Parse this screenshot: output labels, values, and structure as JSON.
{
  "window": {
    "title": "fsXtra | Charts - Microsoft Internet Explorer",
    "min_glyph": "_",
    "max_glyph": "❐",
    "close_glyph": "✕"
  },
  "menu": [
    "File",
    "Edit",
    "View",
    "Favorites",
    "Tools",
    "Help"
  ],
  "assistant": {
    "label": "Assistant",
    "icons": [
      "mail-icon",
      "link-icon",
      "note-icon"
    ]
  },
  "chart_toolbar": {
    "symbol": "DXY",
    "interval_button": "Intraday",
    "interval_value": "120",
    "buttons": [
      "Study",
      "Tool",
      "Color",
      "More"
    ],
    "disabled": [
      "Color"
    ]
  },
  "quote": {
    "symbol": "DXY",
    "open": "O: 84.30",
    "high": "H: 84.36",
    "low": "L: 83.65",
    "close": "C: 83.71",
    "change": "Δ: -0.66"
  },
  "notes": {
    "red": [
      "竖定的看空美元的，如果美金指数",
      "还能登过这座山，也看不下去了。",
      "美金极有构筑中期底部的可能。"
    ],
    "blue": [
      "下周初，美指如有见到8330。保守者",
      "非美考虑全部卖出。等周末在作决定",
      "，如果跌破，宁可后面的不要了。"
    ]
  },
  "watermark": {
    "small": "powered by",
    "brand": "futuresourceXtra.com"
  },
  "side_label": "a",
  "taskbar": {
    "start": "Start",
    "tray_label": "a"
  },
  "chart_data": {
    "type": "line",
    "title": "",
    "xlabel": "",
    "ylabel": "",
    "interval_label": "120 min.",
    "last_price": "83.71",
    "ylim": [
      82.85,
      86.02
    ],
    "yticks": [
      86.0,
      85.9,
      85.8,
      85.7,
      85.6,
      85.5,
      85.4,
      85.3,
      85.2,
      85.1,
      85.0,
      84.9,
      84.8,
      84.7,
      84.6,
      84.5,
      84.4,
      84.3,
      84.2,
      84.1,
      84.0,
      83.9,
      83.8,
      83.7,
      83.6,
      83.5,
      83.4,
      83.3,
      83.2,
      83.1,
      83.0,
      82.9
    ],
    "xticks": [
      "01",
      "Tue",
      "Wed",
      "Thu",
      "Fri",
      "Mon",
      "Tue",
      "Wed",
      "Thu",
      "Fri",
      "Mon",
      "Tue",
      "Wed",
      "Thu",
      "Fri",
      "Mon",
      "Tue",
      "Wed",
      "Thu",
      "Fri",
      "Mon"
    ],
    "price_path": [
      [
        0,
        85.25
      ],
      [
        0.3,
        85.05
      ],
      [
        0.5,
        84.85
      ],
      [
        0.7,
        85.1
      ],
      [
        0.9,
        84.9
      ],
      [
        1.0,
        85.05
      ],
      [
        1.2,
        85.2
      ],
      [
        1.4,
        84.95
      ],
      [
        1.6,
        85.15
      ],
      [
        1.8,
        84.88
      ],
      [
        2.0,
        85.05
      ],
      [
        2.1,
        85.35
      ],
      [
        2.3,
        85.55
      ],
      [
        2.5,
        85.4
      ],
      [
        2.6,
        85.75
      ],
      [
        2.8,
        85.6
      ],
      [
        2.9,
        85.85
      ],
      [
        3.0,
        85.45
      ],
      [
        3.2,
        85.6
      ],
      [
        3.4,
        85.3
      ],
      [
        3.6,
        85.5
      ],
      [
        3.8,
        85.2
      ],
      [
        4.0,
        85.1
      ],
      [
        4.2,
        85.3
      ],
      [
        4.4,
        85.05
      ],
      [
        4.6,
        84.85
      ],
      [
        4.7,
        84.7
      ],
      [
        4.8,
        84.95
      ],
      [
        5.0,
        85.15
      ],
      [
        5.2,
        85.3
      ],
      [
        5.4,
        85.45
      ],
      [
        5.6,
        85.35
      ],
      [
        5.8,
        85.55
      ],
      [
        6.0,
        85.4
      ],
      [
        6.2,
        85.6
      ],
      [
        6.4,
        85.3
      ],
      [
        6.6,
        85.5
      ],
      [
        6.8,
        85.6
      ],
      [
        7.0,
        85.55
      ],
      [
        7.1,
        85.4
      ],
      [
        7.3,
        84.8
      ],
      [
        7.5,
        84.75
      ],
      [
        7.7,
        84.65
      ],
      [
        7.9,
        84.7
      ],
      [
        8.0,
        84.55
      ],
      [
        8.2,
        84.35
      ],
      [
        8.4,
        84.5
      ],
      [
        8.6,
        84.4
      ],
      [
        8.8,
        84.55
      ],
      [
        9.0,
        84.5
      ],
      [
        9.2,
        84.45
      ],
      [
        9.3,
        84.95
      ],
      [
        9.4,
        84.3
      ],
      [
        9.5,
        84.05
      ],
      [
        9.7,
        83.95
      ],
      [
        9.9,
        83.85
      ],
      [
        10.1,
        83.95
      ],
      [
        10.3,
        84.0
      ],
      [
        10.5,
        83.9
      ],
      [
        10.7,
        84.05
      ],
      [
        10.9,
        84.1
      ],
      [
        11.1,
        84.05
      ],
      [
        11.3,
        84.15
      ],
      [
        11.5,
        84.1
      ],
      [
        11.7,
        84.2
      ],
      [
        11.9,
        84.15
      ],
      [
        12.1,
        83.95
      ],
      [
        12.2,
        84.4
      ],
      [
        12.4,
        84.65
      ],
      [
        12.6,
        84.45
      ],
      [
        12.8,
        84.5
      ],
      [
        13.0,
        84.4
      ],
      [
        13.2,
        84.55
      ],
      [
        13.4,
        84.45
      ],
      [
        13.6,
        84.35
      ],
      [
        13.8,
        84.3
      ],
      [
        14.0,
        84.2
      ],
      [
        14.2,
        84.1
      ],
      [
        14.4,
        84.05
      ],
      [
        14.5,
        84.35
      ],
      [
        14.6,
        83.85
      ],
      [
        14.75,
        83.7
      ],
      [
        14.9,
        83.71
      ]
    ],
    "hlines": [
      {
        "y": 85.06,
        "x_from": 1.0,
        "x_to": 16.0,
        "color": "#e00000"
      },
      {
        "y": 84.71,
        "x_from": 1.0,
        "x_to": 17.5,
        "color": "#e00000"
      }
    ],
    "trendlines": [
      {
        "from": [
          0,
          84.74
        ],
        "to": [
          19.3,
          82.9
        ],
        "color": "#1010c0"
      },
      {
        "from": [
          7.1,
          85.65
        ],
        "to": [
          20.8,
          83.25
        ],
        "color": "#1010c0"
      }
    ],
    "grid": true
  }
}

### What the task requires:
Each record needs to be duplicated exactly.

### Output for this task:
Parse this screenshot: output labels, values, and structure as JSON.
{
  "window": {
    "title": "fsXtra | Charts - Microsoft Internet Explorer",
    "min_glyph": "_",
    "max_glyph": "❐",
    "close_glyph": "✕"
  },
  "menu": [
    "File",
    "Edit",
    "View",
    "Favorites",
    "Tools",
    "Help"
  ],
  "assistant": {
    "label": "Assistant",
    "icons": [
      "mail-icon",
      "link-icon",
      "note-icon"
    ]
  },
  "chart_toolbar": {
    "symbol": "DXY",
    "interval_button": "Intraday",
    "interval_value": "120",
    "buttons": [
      "Study",
      "Tool",
      "Color",
      "More"
    ],
    "disabled": [
      "Color"
    ]
  },
  "quote": {
    "symbol": "DXY",
    "open": "O: 84.30",
    "high": "H: 84.36",
    "low": "L: 83.65",
    "close": "C: 83.71",
    "change": "Δ: -0.66"
  },
  "notes": {
    "red": [
      "竖定的看空美元的，如果美金指数",
      "还能登过这座山，也看不下去了。",
      "美金极有构筑中期底部的可能。"
    ],
    "blue": [
      "下周初，美指如有见到8330。保守者",
      "非美考虑全部卖出。等周末在作决定",
      "，如果跌破，宁可后面的不要了。"
    ]
  },
  "watermark": {
    "small": "powered by",
    "brand": "futuresourceXtra.com"
  },
  "side_label": "a",
  "taskbar": {
    "start": "Start",
    "tray_label": "a"
  },
  "chart_data": {
    "type": "line",
    "title": "",
    "xlabel": "",
    "ylabel": "",
    "interval_label": "120 min.",
    "last_price": "83.71",
    "ylim": [
      82.85,
      86.02
    ],
    "yticks": [
      86.0,
      85.9,
      85.8,
      85.7,
      85.6,
      85.5,
      85.4,
      85.3,
      85.2,
      85.1,
      85.0,
      84.9,
      84.8,
      84.7,
      84.6,
      84.5,
      84.4,
      84.3,
      84.2,
      84.1,
      84.0,
      83.9,
      83.8,
      83.7,
      83.6,
      83.5,
      83.4,
      83.3,
      83.2,
      83.1,
      83.0,
      82.9
    ],
    "xticks": [
      "01",
      "Tue",
      "Wed",
      "Thu",
      "Fri",
      "Mon",
      "Tue",
      "Wed",
      "Thu",
      "Fri",
      "Mon",
      "Tue",
      "Wed",
      "Thu",
      "Fri",
      "Mon",
      "Tue",
      "Wed",
      "Thu",
      "Fri",
      "Mon"
    ],
    "price_path": [
      [
        0,
        85.25
      ],
      [
        0.3,
        85.05
      ],
      [
        0.5,
        84.85
      ],
      [
        0.7,
        85.1
      ],
      [
        0.9,
        84.9
      ],
      [
        1.0,
        85.05
      ],
      [
        1.2,
        85.2
      ],
      [
        1.4,
        84.95
      ],
      [
        1.6,
        85.15
      ],
      [
        1.8,
        84.88
      ],
      [
        2.0,
        85.05
      ],
      [
        2.1,
        85.35
      ],
      [
        2.3,
        85.55
      ],
      [
        2.5,
        85.4
      ],
      [
        2.6,
        85.75
      ],
      [
        2.8,
        85.6
      ],
      [
        2.9,
        85.85
      ],
      [
        3.0,
        85.45
      ],
      [
        3.2,
        85.6
      ],
      [
        3.4,
        85.3
      ],
      [
        3.6,
        85.5
      ],
      [
        3.8,
        85.2
      ],
      [
        4.0,
        85.1
      ],
      [
        4.2,
        85.3
      ],
      [
        4.4,
        85.05
      ],
      [
        4.6,
        84.85
      ],
      [
        4.7,
        84.7
      ],
      [
        4.8,
        84.95
      ],
      [
        5.0,
        85.15
      ],
      [
        5.2,
        85.3
      ],
      [
        5.4,
        85.45
      ],
      [
        5.6,
        85.35
      ],
      [
        5.8,
        85.55
      ],
      [
        6.0,
        85.4
      ],
      [
        6.2,
        85.6
      ],
      [
        6.4,
        85.3
      ],
      [
        6.6,
        85.5
      ],
      [
        6.8,
        85.6
      ],
      [
        7.0,
        85.55
      ],
      [
        7.1,
        85.4
      ],
      [
        7.3,
        84.8
      ],
      [
        7.5,
        84.75
      ],
      [
        7.7,
        84.65
      ],
      [
        7.9,
        84.7
      ],
      [
        8.0,
        84.55
      ],
      [
        8.2,
        84.35
      ],
      [
        8.4,
        84.5
      ],
      [
        8.6,
        84.4
      ],
      [
        8.8,
        84.55
      ],
      [
        9.0,
        84.5
      ],
      [
        9.2,
        84.45
      ],
      [
        9.3,
        84.95
      ],
      [
        9.4,
        84.3
      ],
      [
        9.5,
        84.05
      ],
      [
        9.7,
        83.95
      ],
      [
        9.9,
        83.85
      ],
      [
        10.1,
        83.95
      ],
      [
        10.3,
        84.0
      ],
      [
        10.5,
        83.9
      ],
      [
        10.7,
        84.05
      ],
      [
        10.9,
        84.1
      ],
      [
        11.1,
        84.05
      ],
      [
        11.3,
        84.15
      ],
      [
        11.5,
        84.1
      ],
      [
        11.7,
        84.2
      ],
      [
        11.9,
        84.15
      ],
      [
        12.1,
        83.95
      ],
      [
        12.2,
        84.4
      ],
      [
        12.4,
        84.65
      ],
      [
        12.6,
        84.45
      ],
      [
        12.8,
        84.5
      ],
      [
        13.0,
        84.4
      ],
      [
        13.2,
        84.55
      ],
      [
        13.4,
        84.45
      ],
      [
        13.6,
        84.35
      ],
      [
        13.8,
        84.3
      ],
      [
        14.0,
        84.2
      ],
      [
        14.2,
        84.1
      ],
      [
        14.4,
        84.05
      ],
      [
        14.5,
        84.35
      ],
      [
        14.6,
        83.85
      ],
      [
        14.75,
        83.7
      ],
      [
        14.9,
        83.71
      ]
    ],
    "hlines": [
      {
        "y": 85.06,
        "x_from": 1.0,
        "x_to": 16.0,
        "color": "#e00000"
      },
      {
        "y": 84.71,
        "x_from": 1.0,
        "x_to": 17.5,
        "color": "#e00000"
      }
    ],
    "trendlines": [
      {
        "from": [
          0,
          84.74
        ],
        "to": [
          19.3,
          82.9
        ],
        "color": "#1010c0"
      },
      {
        "from": [
          7.1,
          85.65
        ],
        "to": [
          20.8,
          83.25
        ],
        "color": "#1010c0"
      }
    ],
    "grid": true
  }
}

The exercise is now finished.